should and should not go in the binders.
The clipboard allows all the patient information to
remain in one spot and allows providers to make
notes for one another.
17. Creating Resources
While the ALS association was able to provide me and the team with
a large majority of the information for the binders, other materials had
to be created.
Some of the items that I created for the binders were lists of
resources that the patients could refer to if they wanted additional
information or services. Included were lists of resources for:
Clinical Trials and New Research
Support Groups and Forums
18. Presenting the Binders
I presented the binders for the outpatient occupational and
By presenting the binders, the therapists gained
new information that they can use to help treat
their patients with ALS
The binders inspired the other therapists to have
similar binders made for other conditions such
as spinal cord injuries, strokes,
and Multiple Sclerosis.
Outpatient therapy team to which I
presented the binders to.
19. Assistive Technology and Equipment
An additional project that I completed during my time at Roger C.
Peace was the construction of a document that included all the local
associations and entities that loan or sell durable medical equipment
to patients with disabilities.
I completed this project by researching the various organizations
that provide these services and contacting the organizations if more
information was needed.
This bank was distributed to many of the therapists in outpatient,
inpatient, and acute care. The therapists were able to then distribute
this resource to patients who were in need of medical equipment.
20. Case Study
My interest in spinal cord injuries led me to choose to
complete my case study on a 56 year old male who
suffered from a cervical spinal cord injury after falling off
The case study allowed me to learn more about spinal
cord injuries because I was asked to compare the patient
with the typical case. By studying the typical case, I saw
how the patient was progressing in regards to others with
Observing the patient’s therapy sessions allowed me to
see the progress that I had read in his chart. I was able to
discuss with him his opinions on the accident and his
hopes for recovery.
Me speaking with the patient I completed my case study for.
21. Instrumental Activities of Daily Living
Roger C. Peace was in the process of completing a project that would allow utilization of
their home lab that includes a bed, pantry, washer and dryer, and a kitchen table.
I aided in completing this project by helping to set-up the materials that would be
needed for the activities created by the therapists. I helped to create the following:
A menu for an activity involving scanning for objects in the
pantry and making a list of which objects are not present
but are necessary for making the items on the menu.
Cutting out fake money to be used by the patient to
practice money management at the store.
Setting up fake pill bottles to be used by the patient to
practice medication management.
Creating a phone and address directory to be used by the
patient to practice phone usage skills.
22. IADLs Home Lab
Participating in this project allowed me to get ideas for therapies that can be used to
help patients work on cognitive deficits and help therapists to assess a patient’s ability
to perform daily activities safely and efficiently.
I also learned the importance using activities that resemble the important skills
needed for living independently.
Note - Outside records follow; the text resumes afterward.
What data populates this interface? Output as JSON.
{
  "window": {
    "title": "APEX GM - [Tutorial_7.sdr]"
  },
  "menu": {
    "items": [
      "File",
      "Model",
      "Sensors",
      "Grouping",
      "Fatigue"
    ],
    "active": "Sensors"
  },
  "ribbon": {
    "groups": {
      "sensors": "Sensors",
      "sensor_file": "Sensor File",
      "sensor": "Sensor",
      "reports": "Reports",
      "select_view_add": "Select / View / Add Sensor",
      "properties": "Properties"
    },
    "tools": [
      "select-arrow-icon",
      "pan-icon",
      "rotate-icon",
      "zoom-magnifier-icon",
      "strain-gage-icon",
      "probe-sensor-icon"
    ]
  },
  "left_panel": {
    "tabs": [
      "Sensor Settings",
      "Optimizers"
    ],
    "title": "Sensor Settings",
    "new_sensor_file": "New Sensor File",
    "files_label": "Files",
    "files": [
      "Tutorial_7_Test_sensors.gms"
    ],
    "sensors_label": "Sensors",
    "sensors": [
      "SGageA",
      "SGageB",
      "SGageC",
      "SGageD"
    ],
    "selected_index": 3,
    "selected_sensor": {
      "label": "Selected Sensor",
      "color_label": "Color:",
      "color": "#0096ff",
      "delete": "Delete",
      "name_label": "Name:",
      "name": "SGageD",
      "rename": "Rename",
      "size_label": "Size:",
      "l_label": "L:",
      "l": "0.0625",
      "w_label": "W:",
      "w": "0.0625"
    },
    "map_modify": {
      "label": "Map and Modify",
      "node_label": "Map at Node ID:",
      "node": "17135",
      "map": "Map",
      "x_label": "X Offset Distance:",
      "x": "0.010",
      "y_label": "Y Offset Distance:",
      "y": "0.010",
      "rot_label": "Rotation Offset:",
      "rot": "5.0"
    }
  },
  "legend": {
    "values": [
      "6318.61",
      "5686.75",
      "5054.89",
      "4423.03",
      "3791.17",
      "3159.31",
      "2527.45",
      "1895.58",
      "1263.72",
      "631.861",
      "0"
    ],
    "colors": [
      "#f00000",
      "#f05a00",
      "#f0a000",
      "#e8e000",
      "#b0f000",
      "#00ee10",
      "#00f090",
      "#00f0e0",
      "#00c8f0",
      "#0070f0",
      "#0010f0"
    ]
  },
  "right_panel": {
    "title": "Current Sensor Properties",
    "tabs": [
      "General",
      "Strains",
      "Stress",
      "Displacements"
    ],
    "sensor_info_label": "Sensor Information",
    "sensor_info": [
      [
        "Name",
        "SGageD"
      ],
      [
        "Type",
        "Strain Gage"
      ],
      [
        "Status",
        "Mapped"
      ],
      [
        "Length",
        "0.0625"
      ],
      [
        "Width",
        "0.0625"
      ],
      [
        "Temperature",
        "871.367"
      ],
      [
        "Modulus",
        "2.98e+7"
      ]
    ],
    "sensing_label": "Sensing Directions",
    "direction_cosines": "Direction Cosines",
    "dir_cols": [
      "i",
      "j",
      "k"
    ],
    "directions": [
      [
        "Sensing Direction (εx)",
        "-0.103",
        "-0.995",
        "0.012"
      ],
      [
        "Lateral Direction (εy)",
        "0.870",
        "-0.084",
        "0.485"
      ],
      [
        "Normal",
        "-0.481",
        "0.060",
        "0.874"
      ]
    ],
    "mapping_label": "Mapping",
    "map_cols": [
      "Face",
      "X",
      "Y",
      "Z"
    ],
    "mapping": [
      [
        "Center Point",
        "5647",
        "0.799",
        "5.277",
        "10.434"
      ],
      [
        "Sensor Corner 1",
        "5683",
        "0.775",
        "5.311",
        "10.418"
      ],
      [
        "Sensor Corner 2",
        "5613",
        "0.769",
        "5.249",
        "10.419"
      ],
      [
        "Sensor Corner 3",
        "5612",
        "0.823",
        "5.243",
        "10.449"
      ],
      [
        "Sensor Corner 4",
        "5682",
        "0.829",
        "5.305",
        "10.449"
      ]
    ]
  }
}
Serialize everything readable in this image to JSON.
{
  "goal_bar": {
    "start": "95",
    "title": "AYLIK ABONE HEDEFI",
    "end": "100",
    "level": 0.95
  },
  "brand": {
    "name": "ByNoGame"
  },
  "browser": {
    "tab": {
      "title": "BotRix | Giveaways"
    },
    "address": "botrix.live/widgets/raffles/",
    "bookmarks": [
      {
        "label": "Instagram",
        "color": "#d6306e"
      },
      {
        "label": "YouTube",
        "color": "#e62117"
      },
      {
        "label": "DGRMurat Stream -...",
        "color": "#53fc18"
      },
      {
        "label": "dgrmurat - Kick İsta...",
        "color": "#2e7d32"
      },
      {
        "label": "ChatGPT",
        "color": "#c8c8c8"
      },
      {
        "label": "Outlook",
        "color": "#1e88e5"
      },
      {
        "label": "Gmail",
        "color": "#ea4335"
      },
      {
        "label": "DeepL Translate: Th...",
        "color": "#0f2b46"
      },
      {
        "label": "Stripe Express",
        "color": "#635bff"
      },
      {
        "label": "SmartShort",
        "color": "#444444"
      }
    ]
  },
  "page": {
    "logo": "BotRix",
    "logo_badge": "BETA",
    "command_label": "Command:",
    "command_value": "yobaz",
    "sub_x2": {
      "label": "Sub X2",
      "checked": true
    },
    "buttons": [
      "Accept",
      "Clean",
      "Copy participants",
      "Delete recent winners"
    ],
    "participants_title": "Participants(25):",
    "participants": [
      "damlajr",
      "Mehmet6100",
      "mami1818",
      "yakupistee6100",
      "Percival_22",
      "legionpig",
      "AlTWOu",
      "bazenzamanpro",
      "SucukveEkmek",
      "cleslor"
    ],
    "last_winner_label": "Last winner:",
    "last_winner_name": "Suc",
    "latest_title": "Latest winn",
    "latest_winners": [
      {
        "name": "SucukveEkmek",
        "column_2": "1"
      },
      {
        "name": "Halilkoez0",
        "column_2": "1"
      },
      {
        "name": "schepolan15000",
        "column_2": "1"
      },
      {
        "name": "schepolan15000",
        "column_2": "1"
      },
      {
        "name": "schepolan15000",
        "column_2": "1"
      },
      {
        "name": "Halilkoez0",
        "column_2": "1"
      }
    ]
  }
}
Other activities included in the lab were bill payment,
table setting, and bed making.
Medication management activity that I
Money that I printed and cut out for the
bill pay activity.